> [Prompt]:
Scan the data, and whenever a line contains "production", copy it.

Supplied records section start

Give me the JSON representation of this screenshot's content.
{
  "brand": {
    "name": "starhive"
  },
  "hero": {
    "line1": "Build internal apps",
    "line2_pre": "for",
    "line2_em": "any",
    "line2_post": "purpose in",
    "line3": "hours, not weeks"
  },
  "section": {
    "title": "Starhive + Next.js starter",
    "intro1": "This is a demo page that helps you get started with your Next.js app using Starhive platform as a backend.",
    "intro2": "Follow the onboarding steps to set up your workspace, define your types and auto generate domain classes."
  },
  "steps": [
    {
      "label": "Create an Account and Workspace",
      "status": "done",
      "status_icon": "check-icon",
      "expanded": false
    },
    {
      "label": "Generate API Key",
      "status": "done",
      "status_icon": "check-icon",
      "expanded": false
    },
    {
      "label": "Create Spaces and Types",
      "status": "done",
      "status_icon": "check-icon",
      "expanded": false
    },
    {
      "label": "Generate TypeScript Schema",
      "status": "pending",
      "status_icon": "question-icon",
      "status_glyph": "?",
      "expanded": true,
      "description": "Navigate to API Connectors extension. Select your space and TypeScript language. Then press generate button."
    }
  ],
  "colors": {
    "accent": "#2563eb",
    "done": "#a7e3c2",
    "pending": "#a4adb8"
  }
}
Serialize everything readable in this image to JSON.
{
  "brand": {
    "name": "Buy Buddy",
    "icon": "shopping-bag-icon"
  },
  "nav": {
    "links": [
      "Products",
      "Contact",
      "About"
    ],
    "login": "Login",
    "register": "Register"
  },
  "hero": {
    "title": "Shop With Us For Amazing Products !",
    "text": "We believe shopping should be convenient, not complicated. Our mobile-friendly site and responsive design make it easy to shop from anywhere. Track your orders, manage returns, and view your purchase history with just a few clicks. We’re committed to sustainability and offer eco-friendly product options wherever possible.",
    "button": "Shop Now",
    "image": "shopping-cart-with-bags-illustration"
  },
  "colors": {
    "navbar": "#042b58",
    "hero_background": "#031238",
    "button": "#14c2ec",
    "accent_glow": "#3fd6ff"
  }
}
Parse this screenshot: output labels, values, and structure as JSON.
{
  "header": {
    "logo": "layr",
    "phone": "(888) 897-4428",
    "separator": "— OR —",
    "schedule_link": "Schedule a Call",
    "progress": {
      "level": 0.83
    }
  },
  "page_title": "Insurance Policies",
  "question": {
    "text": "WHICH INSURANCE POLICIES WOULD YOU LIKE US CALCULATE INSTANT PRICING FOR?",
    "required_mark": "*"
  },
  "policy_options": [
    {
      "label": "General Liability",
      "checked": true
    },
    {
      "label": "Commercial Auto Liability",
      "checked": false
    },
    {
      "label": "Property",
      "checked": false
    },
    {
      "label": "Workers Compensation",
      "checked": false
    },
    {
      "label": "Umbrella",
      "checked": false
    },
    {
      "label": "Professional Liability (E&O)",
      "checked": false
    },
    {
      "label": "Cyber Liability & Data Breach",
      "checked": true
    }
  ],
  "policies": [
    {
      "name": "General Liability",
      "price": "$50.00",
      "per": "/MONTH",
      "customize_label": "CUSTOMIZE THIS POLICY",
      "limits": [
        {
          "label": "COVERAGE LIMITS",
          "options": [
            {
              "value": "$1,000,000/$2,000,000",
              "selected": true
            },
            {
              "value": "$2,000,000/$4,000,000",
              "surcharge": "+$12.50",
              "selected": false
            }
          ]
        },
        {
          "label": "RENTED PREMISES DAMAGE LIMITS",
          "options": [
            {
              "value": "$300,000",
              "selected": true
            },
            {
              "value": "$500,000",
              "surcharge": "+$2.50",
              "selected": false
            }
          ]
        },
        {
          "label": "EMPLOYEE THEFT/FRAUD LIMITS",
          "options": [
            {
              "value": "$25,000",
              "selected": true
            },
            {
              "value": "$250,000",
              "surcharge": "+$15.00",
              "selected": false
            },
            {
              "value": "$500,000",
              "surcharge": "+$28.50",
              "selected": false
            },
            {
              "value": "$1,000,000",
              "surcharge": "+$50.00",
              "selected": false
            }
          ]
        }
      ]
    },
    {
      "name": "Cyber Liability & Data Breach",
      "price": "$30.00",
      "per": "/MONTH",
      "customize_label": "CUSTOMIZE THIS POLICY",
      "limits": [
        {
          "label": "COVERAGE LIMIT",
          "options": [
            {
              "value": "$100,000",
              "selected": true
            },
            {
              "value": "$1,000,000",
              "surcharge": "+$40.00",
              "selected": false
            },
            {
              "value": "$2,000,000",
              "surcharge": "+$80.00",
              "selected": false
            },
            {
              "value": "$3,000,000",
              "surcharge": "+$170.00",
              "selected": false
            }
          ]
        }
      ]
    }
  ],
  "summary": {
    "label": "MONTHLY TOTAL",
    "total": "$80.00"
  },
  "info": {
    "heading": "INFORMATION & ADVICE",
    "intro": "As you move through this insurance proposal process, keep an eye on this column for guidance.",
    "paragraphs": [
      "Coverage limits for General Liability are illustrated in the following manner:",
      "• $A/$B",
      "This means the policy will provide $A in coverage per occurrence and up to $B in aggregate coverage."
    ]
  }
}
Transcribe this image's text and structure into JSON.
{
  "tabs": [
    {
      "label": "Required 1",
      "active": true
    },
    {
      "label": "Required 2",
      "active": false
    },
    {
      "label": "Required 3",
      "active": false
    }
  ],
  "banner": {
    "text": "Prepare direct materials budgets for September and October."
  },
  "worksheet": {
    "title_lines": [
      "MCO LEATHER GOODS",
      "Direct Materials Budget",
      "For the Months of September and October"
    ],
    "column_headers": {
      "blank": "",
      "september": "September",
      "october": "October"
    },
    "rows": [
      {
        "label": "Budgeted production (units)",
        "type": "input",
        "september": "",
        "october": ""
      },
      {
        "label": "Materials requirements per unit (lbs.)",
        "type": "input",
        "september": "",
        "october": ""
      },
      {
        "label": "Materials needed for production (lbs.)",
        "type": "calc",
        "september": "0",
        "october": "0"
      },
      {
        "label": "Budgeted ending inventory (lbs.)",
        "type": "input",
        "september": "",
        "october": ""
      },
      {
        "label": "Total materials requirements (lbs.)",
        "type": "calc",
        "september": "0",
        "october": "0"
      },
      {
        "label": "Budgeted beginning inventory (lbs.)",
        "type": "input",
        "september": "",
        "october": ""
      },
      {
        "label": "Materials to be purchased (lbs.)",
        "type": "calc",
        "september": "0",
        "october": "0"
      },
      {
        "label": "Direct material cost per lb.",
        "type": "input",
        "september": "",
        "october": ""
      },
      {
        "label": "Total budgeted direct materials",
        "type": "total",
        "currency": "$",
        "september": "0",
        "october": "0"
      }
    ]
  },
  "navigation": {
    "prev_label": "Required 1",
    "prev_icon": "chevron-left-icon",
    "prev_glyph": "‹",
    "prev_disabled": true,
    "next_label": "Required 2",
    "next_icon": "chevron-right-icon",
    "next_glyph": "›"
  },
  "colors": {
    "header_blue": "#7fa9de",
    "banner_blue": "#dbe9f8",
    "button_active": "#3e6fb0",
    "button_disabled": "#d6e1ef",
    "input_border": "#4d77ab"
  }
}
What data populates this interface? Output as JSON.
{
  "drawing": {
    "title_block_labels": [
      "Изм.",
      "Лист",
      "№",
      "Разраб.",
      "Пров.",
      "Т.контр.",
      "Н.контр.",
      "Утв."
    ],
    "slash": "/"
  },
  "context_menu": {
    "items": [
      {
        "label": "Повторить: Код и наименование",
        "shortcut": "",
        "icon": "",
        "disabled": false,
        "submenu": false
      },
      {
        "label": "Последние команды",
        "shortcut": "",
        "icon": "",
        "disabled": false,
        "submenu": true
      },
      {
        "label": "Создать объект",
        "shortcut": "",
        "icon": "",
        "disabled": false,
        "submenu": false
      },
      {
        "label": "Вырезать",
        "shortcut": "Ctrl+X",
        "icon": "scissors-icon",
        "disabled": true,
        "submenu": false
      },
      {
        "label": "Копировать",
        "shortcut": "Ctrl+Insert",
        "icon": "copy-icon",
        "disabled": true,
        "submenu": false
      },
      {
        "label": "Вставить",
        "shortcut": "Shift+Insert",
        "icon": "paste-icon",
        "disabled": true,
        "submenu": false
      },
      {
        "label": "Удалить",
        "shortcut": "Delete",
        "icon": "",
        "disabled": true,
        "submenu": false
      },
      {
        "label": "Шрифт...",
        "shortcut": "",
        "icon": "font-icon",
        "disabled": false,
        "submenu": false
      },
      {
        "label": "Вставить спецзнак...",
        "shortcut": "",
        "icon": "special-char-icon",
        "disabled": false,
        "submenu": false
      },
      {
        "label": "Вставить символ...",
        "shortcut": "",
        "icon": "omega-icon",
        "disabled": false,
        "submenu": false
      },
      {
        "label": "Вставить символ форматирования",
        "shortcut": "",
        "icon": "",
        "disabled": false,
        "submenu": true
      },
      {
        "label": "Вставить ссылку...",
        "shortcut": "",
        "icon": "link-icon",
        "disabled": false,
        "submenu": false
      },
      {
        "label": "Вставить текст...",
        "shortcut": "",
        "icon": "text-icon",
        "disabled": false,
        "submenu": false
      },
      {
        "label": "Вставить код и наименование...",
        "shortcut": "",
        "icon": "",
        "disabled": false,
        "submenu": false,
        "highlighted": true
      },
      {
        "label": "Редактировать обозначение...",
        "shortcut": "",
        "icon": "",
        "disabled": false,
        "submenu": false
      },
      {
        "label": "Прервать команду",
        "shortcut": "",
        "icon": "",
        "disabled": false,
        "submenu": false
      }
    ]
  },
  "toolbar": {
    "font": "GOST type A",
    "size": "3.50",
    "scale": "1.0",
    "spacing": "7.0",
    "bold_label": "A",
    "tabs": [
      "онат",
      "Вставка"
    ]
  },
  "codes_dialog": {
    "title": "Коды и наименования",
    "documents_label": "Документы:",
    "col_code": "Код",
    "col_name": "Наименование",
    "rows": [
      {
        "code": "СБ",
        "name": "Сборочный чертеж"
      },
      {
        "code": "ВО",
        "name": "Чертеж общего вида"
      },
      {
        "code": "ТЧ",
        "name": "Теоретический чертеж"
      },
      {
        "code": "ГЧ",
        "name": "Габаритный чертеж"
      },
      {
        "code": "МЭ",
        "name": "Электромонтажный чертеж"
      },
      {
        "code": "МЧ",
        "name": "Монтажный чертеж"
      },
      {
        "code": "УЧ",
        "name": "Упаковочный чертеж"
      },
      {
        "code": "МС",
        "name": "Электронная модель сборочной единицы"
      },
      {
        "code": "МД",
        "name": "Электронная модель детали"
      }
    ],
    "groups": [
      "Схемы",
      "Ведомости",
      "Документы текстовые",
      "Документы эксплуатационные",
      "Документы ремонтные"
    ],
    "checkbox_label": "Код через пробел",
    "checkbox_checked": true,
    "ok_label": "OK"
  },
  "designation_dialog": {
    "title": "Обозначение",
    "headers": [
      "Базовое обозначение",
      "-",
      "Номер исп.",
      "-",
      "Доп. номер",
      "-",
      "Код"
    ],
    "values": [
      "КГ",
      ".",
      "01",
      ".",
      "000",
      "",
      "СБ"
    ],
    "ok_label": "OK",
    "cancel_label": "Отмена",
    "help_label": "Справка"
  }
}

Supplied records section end

> [Answer]:
        "label": "Budgeted production (units)",
        "label": "Materials needed for production (lbs.)",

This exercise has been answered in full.